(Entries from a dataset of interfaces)

↓↓↓

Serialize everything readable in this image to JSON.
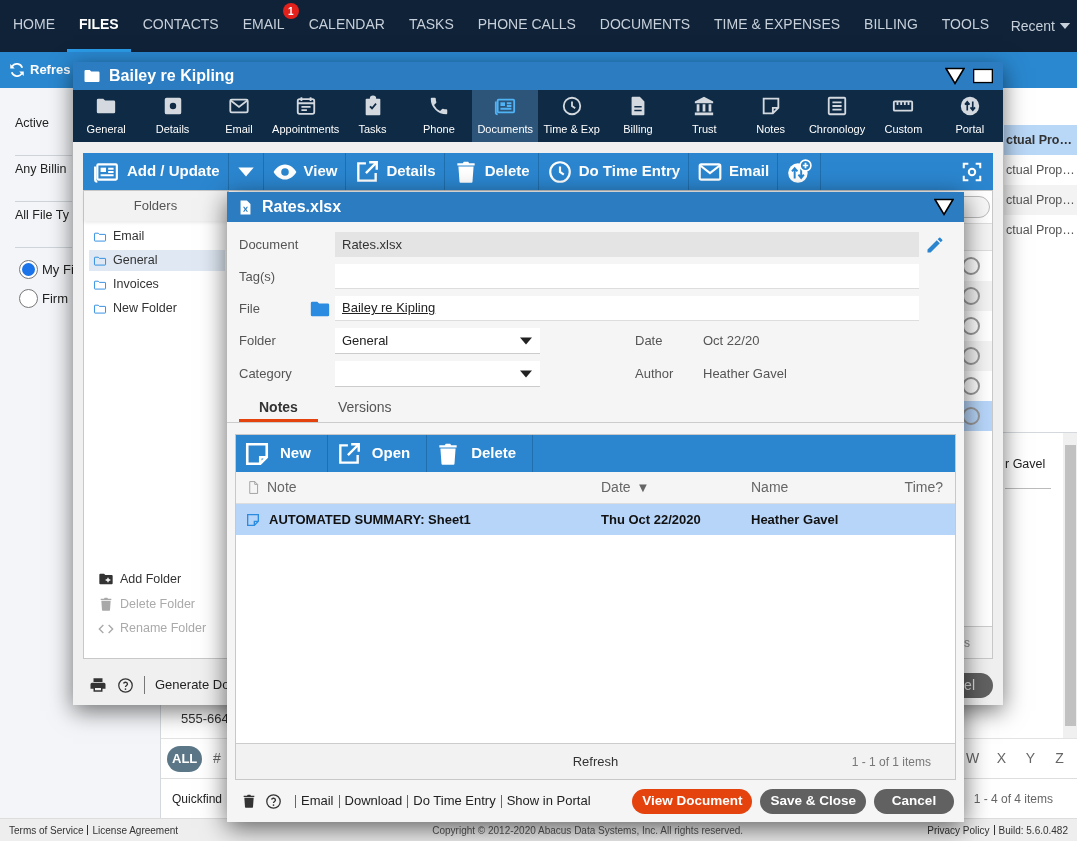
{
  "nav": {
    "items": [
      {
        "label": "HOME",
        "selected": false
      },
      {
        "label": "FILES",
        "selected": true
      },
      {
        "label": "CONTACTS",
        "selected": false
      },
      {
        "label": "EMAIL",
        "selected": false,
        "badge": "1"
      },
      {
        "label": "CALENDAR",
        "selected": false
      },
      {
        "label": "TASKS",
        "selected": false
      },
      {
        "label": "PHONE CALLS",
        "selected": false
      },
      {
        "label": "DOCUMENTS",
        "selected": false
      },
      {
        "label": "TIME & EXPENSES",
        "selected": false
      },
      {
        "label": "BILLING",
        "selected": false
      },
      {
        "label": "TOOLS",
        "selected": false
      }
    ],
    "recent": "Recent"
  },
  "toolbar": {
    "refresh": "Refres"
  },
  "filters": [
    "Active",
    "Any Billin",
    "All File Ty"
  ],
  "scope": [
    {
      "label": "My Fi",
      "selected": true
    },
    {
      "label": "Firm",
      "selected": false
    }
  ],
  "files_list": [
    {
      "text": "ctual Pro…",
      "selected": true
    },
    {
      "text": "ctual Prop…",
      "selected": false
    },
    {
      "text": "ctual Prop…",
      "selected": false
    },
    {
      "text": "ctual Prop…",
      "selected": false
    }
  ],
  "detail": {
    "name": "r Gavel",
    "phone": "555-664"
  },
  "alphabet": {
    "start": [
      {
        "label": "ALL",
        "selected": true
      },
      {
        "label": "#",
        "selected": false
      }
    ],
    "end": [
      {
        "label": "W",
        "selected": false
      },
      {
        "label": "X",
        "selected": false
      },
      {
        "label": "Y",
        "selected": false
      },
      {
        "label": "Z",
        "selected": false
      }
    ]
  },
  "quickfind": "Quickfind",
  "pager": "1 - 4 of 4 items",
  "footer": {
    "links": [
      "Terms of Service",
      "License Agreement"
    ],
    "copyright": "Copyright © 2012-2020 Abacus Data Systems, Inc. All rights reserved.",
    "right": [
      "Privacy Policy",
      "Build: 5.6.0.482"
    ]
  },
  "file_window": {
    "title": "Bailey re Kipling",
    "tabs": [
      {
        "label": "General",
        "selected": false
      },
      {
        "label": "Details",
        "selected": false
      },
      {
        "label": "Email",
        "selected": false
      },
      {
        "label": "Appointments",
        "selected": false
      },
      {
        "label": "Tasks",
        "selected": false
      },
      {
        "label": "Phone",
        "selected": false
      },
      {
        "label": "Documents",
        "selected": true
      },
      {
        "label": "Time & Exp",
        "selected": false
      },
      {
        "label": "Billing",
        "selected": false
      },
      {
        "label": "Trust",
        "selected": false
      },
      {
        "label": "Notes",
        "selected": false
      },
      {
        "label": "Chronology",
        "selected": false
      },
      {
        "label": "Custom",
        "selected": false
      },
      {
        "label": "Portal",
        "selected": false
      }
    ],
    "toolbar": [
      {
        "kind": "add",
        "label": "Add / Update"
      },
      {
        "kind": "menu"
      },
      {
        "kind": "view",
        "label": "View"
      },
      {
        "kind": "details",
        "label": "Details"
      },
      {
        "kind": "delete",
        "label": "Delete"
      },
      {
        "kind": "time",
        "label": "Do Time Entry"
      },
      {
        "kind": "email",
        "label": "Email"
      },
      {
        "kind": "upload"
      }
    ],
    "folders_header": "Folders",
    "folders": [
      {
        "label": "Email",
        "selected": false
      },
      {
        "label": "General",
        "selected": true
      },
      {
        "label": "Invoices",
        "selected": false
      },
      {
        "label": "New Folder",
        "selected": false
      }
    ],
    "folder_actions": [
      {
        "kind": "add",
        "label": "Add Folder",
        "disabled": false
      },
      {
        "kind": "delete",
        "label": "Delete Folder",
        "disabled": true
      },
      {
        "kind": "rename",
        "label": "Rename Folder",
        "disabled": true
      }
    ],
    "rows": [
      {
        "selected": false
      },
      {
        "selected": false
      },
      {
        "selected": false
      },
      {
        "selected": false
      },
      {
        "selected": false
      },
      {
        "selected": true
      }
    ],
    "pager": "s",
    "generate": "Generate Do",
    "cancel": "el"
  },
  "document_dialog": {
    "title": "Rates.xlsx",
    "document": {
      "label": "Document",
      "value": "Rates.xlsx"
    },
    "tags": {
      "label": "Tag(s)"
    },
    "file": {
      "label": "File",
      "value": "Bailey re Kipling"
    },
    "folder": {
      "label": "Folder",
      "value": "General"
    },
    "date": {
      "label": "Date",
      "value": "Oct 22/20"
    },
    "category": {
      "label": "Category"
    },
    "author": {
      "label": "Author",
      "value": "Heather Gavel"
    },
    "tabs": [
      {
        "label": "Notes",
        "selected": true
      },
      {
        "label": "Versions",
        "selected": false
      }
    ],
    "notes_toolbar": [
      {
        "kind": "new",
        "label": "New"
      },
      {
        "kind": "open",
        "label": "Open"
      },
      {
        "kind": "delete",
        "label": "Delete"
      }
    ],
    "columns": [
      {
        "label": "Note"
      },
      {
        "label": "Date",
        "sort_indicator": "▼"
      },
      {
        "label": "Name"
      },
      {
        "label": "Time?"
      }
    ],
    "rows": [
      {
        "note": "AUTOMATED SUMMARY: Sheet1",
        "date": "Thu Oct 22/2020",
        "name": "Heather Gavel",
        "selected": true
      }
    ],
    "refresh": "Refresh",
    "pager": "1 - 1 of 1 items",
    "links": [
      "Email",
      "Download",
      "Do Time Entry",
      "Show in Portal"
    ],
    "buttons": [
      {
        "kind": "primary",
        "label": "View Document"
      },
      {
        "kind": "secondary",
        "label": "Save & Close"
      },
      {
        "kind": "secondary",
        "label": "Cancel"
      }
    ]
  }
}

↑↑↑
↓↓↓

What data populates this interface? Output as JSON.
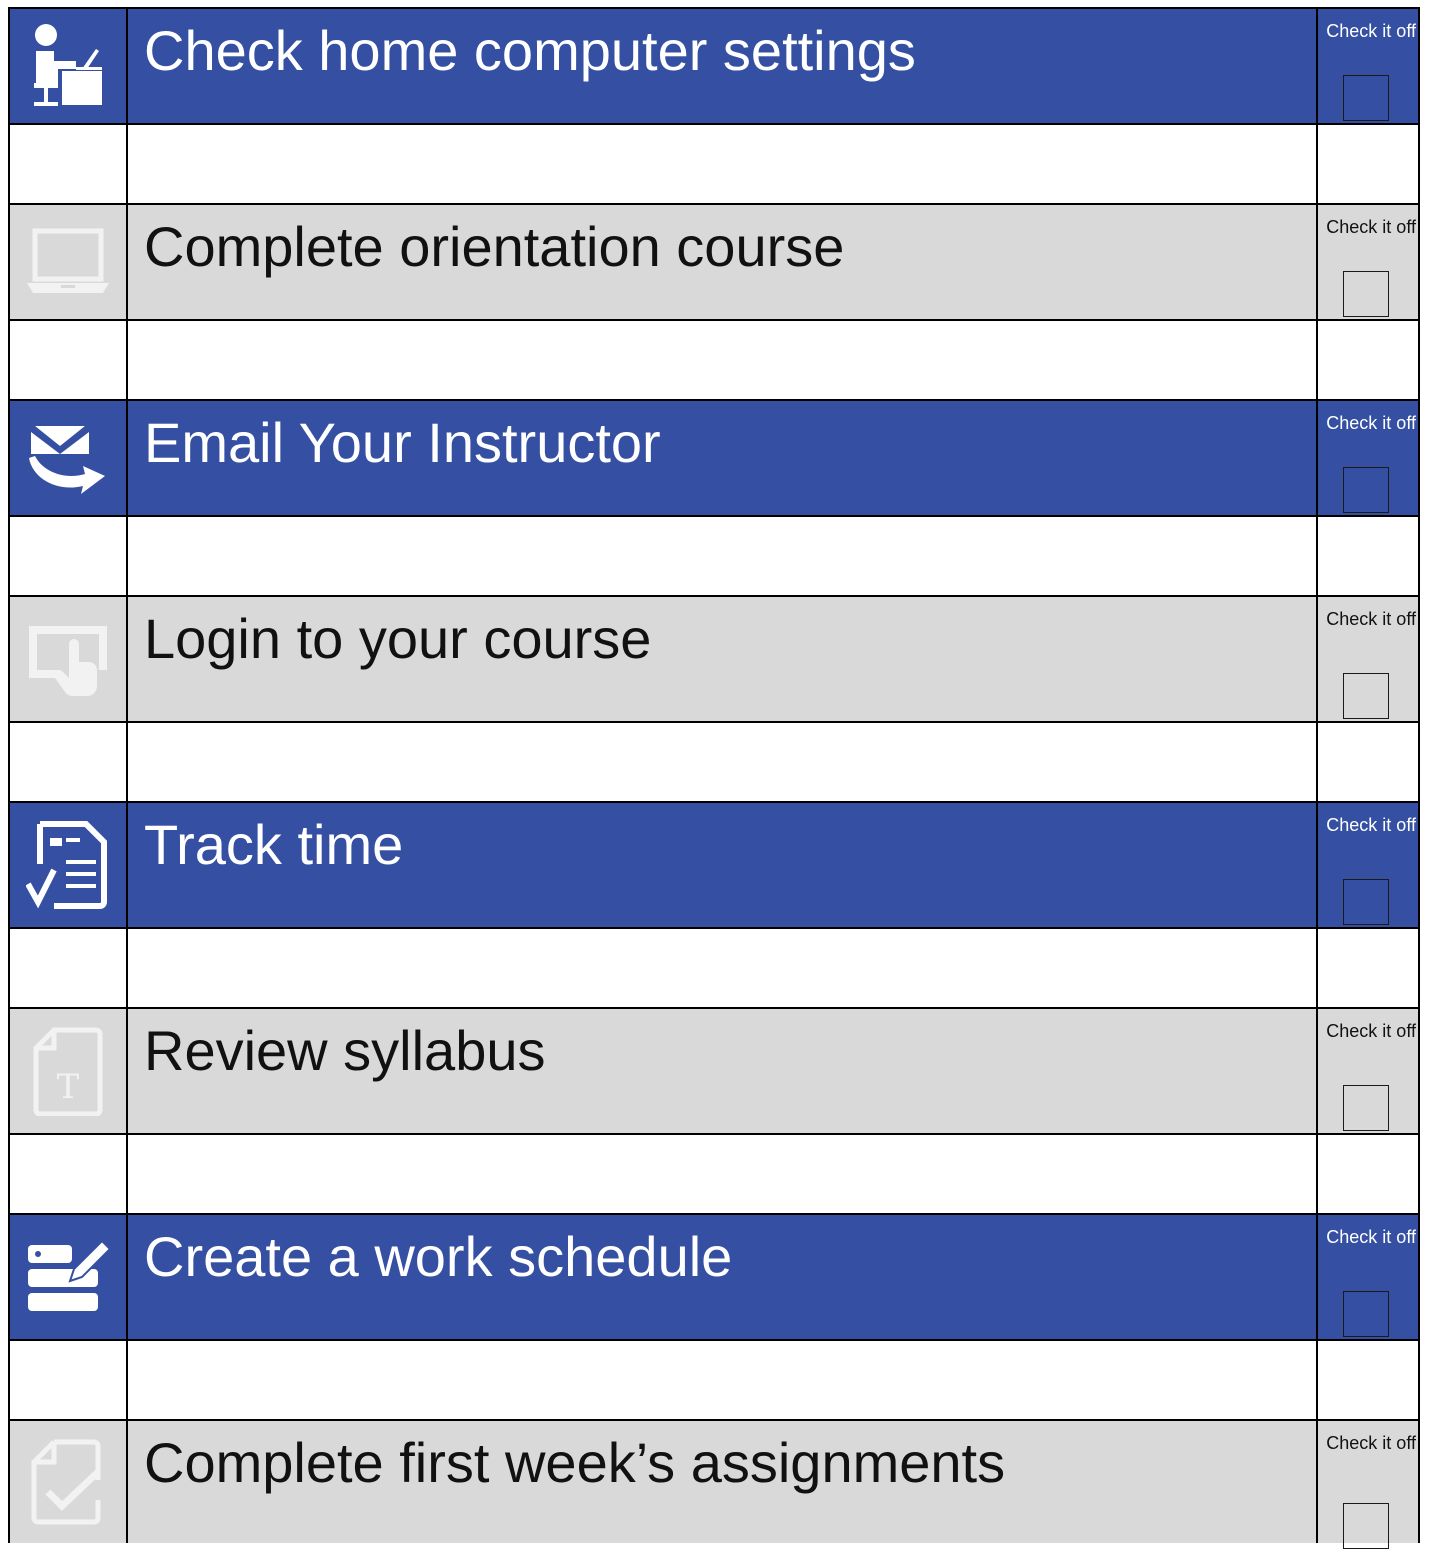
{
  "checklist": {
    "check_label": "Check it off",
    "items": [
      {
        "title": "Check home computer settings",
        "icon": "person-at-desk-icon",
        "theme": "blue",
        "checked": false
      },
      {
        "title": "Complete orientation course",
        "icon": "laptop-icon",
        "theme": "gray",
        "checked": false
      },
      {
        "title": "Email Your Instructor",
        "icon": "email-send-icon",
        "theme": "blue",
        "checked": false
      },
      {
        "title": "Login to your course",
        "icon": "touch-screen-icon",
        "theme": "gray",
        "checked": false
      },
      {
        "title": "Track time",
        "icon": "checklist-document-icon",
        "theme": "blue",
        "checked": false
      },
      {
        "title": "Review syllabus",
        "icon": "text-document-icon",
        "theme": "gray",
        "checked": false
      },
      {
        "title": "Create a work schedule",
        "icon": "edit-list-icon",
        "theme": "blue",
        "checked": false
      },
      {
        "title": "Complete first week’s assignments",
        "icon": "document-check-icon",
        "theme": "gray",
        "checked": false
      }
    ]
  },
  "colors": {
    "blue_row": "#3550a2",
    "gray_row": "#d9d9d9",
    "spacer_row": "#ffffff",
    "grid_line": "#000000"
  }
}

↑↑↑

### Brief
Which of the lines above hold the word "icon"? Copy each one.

### Result below
        "icon": "person-at-desk-icon",
        "icon": "laptop-icon",
        "icon": "email-send-icon",
        "icon": "touch-screen-icon",
        "icon": "checklist-document-icon",
        "icon": "text-document-icon",
        "icon": "edit-list-icon",
        "icon": "document-check-icon",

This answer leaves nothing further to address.